Tom Hawks' son Ryan said he was grateful the jury wasn't swayed by the defense.

"I've been waiting four years for this, and this isn't for me," he said. "This is for my parents.

"Skylar is going to be sitting in that jail cell, socializing with his pals for four years before he is going to receive the needle, and my parents are still dead."

Deleon killed the Hawks in 2004 after feigning interest in buying their nearly half-a-million dollar yacht.
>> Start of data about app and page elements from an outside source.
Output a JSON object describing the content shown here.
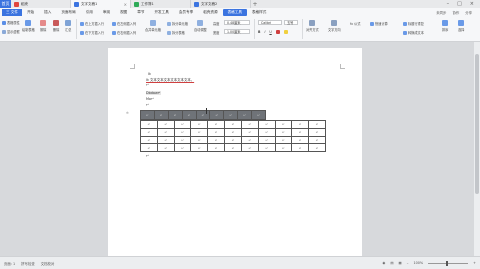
{
  "titlebar": {
    "home": "首页",
    "tabs": [
      {
        "label": "稻壳",
        "color": "#e0463c"
      },
      {
        "label": "文字文稿1",
        "color": "#3b74e0",
        "active": true
      },
      {
        "label": "工作簿1",
        "color": "#2eaa58"
      },
      {
        "label": "文字文稿2",
        "color": "#3b74e0"
      }
    ],
    "plus": "+"
  },
  "menubar": {
    "file": "三 文件",
    "items": [
      "开始",
      "插入",
      "页面布局",
      "引用",
      "审阅",
      "视图",
      "章节",
      "开发工具",
      "会员专享",
      "稻壳资源",
      "表格工具",
      "表格样式"
    ],
    "highlight": "表格工具",
    "sync": "未同步",
    "collab": "协作",
    "share": "分享"
  },
  "ribbon": {
    "props": "表格属性",
    "show_grid": "显示虚框",
    "draw_table": "绘制表格",
    "erase": "擦除",
    "delete": "删除",
    "summary": "汇总",
    "insert_above": "在上方插入行",
    "insert_below": "在下方插入行",
    "insert_left": "在左侧插入列",
    "insert_right": "在右侧插入列",
    "merge": "合并单元格",
    "split": "拆分单元格",
    "split_table": "拆分表格",
    "autofit": "自动调整",
    "height": "高度",
    "height_val": "0.48厘米",
    "width": "宽度",
    "width_val": "1.00厘米",
    "font_name": "Calibri",
    "font_size": "五号",
    "bold": "B",
    "italic": "I",
    "underline": "U",
    "align": "对齐方式",
    "text_dir": "文字方向",
    "formula": "fx 公式",
    "quick_calc": "快速计算",
    "title_repeat": "标题行重复",
    "to_text": "转换成文本",
    "sort": "排序",
    "select": "选择"
  },
  "doc": {
    "line1": "Ik",
    "line2": "Ik 文本文本文本文本文本文本。",
    "line3": "↵",
    "line4": "Dbdaw↵",
    "line5": "Mo↵",
    "line6": "↵",
    "page_marker": "↵",
    "head_table": {
      "rows": 1,
      "cols": 9,
      "cell": "↵"
    },
    "body_table": {
      "rows": 4,
      "cols": 11,
      "cell": "↵"
    }
  },
  "statusbar": {
    "page": "页面: 1",
    "spell": "拼写检查",
    "doc_check": "文档校对",
    "zoom": "100%"
  }
}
Prosecutors say he overpowered them on a test cruise, tied them to an anchor and tossed them into the Pacific Ocean as they begged for their lives.
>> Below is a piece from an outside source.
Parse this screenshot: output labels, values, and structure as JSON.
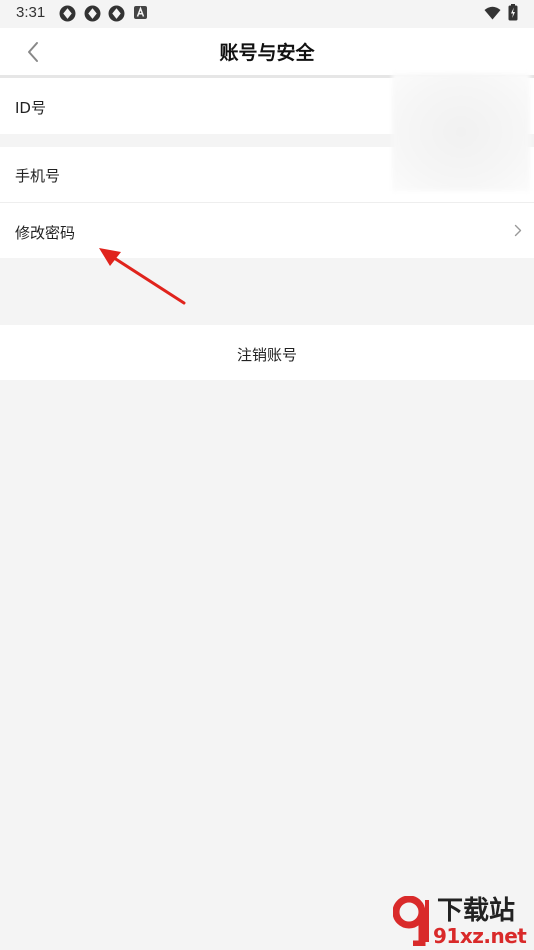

After the yacht killings, prosecution said, Deleon and his then-wife Jennifer Henderson scrubbed the boat clean with bleach wipes in Newport Harbor.

The Hawkses' bodies were never found.

Deleon was also convicted of killing Jon Jarvi, a man he met in a work furlough program while serving time for burglary.

Judge Frank F. Fasel will consider jury's recommendation when he sentences Deleon on Jan. 16.

Pohlson had pleaded with jurors to help spare his client's life, arguing Deleon was abused by a drug dealing father and abandoned by his mother, leaving him predisposed to violence.

Pohlson was up front about Deleon's guilt in the murders from the beginning of the trial, hoping to maintain his credibility when he asked them to recommend a sentence of life in prison without parole.

Prosecutor Matt Murphy had urged jurors to recommend death for Deleon for the cruel, callous way he carried out the killings. He said the jury did not seem convinced that child abuse caused Deleon to turn violent.

"It is not believable," Murphy told media after the jury's announcement. "This guy had every opportunity to be a productive member of society and chose to murder these people for money."

The jury issued a statement offering its sympathies to the families.

"We feel this was the only reasonable outcome given the evidence presented," the statement read. "We extend or condolences to all concerned and hope that this decision will help them heal."

Deleon's former wife Henderson was convicted in 2006 of murder and murder for financial gain in the Hawkses' deaths and was sentenced to two terms of life in prison without parole.

Three other men are also charged with the Hawkses' murders, including two allegedly on the boat at the time. They have pleaded not guilty.